In some cases, you want an object that behaves like an ActiveRecord relation but does not contain any objects. In Rails 4, you can call
none on a relation and it returns an empty relation:
current_user.comments.none # => #<ActiveRecord::AssociationRelation >
This is an implementation of the null object design pattern. It behaves like a relation, but it never queries the database.
Imagine a site where only registered users can leave comments, but every page lists your most recent comments in the sidebar. We could of course check in the view whether or not a user is logged in, but in this case we’ll implement a
Guest class which represents a non-registered user of the site. A registered user
has_many :comments, so we need to simulate this on our
class Guest def comments Comment.none end end
Cool, so now we can pretend we’re dealing with a regular user in our views!
current_user returns our guest if the user is not logged in:

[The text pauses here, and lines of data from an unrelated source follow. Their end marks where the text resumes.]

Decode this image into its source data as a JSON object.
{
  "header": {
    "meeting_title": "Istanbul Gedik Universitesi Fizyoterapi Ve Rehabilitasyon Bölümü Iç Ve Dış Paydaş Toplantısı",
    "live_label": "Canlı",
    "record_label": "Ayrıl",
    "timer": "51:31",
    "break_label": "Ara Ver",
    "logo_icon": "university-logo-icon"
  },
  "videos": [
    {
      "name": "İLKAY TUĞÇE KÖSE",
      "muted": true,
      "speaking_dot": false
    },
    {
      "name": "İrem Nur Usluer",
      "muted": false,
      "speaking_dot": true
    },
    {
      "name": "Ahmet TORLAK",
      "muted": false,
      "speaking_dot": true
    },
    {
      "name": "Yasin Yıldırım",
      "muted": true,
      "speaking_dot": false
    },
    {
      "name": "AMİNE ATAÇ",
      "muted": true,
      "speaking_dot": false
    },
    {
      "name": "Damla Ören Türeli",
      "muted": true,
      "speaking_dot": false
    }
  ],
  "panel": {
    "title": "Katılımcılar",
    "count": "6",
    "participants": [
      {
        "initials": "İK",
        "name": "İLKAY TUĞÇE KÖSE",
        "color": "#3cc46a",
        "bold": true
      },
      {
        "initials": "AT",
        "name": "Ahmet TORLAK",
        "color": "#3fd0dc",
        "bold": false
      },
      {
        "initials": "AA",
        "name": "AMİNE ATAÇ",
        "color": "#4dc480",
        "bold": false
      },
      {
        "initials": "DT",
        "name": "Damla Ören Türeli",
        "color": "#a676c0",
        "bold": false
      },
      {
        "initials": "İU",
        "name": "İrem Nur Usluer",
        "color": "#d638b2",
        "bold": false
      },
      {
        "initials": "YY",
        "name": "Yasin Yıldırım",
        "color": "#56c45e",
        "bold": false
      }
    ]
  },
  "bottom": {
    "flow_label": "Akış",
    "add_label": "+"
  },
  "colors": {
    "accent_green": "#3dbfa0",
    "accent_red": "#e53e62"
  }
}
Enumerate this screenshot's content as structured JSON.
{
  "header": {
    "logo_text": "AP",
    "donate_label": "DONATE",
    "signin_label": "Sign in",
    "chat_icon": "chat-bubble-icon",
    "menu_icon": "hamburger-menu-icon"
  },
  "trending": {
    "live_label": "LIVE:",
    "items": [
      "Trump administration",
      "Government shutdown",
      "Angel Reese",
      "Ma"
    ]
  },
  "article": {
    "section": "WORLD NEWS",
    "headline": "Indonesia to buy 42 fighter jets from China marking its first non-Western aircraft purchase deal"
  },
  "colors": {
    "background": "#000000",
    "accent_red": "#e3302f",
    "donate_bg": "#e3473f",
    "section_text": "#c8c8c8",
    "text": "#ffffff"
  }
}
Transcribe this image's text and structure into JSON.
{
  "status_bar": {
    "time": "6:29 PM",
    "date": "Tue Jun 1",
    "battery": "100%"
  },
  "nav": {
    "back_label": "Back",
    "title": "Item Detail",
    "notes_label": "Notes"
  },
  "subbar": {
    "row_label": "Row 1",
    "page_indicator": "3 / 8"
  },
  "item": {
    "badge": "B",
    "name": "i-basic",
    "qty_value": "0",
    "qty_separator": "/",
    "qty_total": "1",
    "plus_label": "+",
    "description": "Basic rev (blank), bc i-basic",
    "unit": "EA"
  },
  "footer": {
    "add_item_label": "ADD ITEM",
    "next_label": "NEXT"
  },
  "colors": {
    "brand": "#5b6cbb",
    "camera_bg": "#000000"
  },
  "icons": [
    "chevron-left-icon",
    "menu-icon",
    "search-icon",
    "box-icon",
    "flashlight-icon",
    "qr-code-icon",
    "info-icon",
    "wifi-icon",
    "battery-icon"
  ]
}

current_user.comments # => #<ActiveRecord::AssociationRelation >
Without having to worry about guest users in the view ever again, the website ran happily ever after. That is, until the server logs started reporting errors:
PG::NotNullViolation: ERROR: null value in column “user_id” violates not-null constraint
The error seems to originate from a piece of controller code where comments are being created:
As it turns out, our null relation doesn’t contain any objects, but we can still use it to create new records!
This happens because of the way the null relation works. When diving into the Rails code,
NullRelation turns out to be a module which defines several methods like
pluck which always return empty values.
none method of a relation looks like this:
def none extending(NullRelation) end
extending method extends only this instance with the given modules. This overrides all methods in the relation which are also defined in
NullRelation. But since
create hasn’t been defined in
NullRelation, it can still be used.
We can also make use of the
extending method to create a true null relation in our
Guest class. It also takes a block, which we will use to define a create method:
class Guest def comments Comment.none.extending do def create(*args) new(*args).tap do |record| record.errors.add(:base, 'Guests cannot add comments') end end def create!(*args) raise ActiveRecord::RecordInvalid, create(*args) end end end end
Now when a guest attempts to add a new comment, a comment object is indeed initialized, but not persisted. In addition, we follow the
ActiveModel behaviour and add a validation error:
current_user.comments.create.errors.full_messages # => ["Guests cannot add comments"]
The controller and views won’t need to handle the guest user any different now for adding comments, since this approach follows the Rails way quite nicely.